July 28, 2022

C. difficile may contribute to colorectal cancer: study

A Vanderbilt study found that the bacterium Clostridioides difficile (C. difficile) may be a previously unrecognized contributor to colorectal cancer.

The bacterium Clostridioides difficile (C. difficile), which causes severe diarrhea and an estimated 400,000 infections annually in the United States, may be a previously unrecognized contributor to colorectal cancer.

The findings from human colon cancer specimens, culturing, and mouse models were reported last month by researchers at Johns Hopkins University and Vanderbilt University Medical Center in the journal Cancer Discovery.

“These findings represent an initial glimpse into the tumorigenic potential of C. difficile,” Ken Lau, PhD, associate professor of Cell & Developmental Biology and Surgery at VUMC and the paper’s co-senior author. “Our work sheds light on the earliest epithelial response to this pathogen that may subsequently lead to cancer.”

“Researchers and providers studying C. difficile have been concerned about over-diagnosing patients who carry C. difficile but lack diarrhea or other symptoms,” added Nicholas Marham, MD, PhD, assistant professor of Medicine and of Pathology, Microbiology & Immunology at VUMC, and the paper’s co-first author.

“We need to perform more clinical studies to determine whether or not long-term carriage of C. difficile is a risk for cancer,” Markham said. “Perhaps clinicians might one day detect and treat certain bacteria to limit colon cancer risk.”

The research was led by Cynthia Sears, MD, Bloomberg~ Kimmel Professor of Cancer Immunotherapy at the Johns Hopkins University School of Medicine, Lau, and Franck Housseau, PhD, associate professor of oncology at Johns Hopkins.

Several years ago, researchers in Sears’ lab discovered that more than half of patients with colorectal cancer had bacterial biofilms — dense collections of bacteria on the colon surface — whereas 10% to 15% of healthy patients without tumors displayed biofilms.

When the researchers infected mice with biofilm samples derived from individual people with colorectal cancer, one sample markedly increased colorectal tumors in the mice.

Sears and colleagues performed additional experiments to see if a single bacterial species or a community of bacteria were promoting tumor formation in the mice.

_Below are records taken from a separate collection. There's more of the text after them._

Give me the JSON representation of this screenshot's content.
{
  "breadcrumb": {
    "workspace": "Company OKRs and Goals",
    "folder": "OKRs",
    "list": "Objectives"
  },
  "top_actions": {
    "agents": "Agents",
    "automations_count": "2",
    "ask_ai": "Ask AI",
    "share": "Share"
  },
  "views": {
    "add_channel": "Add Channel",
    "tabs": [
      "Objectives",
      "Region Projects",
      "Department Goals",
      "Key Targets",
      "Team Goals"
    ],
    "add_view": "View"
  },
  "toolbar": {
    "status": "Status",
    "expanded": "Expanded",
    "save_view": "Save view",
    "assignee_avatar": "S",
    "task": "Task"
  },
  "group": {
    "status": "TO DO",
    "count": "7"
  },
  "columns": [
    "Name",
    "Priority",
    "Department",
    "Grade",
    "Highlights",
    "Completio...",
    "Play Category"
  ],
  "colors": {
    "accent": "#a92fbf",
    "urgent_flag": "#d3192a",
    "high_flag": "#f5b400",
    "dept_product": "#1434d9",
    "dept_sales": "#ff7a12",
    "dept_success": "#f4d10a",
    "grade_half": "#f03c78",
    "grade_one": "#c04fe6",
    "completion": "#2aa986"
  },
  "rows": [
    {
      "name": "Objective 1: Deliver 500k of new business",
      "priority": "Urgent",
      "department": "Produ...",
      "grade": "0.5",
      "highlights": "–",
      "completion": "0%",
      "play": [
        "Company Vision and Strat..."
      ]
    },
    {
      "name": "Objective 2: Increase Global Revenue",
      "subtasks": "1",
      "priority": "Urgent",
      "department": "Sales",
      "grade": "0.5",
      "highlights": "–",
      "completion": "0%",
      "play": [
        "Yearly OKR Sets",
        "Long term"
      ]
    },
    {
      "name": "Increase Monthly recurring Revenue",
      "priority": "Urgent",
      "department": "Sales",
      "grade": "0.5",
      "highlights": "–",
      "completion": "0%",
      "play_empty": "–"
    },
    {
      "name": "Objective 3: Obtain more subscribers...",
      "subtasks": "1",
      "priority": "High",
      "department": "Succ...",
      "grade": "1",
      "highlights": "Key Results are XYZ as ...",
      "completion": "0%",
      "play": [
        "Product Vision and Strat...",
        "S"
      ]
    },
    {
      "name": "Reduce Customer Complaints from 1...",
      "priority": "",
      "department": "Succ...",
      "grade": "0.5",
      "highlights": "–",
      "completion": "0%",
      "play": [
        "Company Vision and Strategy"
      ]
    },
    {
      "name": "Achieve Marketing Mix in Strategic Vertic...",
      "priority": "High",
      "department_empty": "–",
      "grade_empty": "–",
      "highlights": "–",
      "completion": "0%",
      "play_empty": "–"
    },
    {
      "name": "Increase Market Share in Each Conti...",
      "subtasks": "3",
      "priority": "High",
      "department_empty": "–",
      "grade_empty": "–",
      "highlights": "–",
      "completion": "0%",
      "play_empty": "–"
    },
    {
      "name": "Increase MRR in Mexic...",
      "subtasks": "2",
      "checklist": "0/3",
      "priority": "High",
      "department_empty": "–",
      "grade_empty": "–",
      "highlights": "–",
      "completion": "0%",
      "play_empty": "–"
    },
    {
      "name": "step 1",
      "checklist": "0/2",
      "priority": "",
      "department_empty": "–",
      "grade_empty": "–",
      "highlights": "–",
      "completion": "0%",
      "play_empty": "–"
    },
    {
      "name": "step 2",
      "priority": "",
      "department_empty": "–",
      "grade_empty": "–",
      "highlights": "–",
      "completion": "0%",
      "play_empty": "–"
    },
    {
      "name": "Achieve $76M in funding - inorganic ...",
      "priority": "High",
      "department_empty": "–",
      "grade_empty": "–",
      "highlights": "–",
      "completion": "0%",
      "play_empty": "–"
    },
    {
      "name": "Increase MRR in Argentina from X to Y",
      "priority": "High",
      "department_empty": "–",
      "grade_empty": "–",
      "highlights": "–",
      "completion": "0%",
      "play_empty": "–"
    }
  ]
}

They noted that toxigenic C. difficile, the type of C. difficile that causes diarrhea, was absent in the samples that did not cause tumors, but present in the samples that caused tumors in mice.

When the researchers added this bacterium to the samples that originally did not cause tumors, it induced colon tumors in the mice. Further testing showed that C. difficile alone was sufficient to prompt tumor formation in the animal models.

Single-cell RNA-sequencing experiments led by Markham and Lau showed that C. difficile brought about a range of changes within colon cells that made the cells vulnerable to more rapid growth and carcinogenic mutations.

Cells exposed to this bacterium turned on genes that drive cancer and turned off genes that protect against cancer. These cells produced reactive oxygen species, unstable molecules that can damage DNA, and they also prompted immune activity associated with harmful inflammation.

A toxin produced by this bacterium — known as TcdB — appears to cause most of this activity. Mice infected with genetically engineered C. difficile strains in which the toxin gene had been inactivated produced far fewer tumors than those with TcdB-active ones.

To date, there is limited epidemiological data linking C. difficile with colorectal cancer in humans, but if further research shows that a connection exists, it could lead to screening for latent C. difficile infection and or previous infection as a risk factor for cancer, the researchers concluded.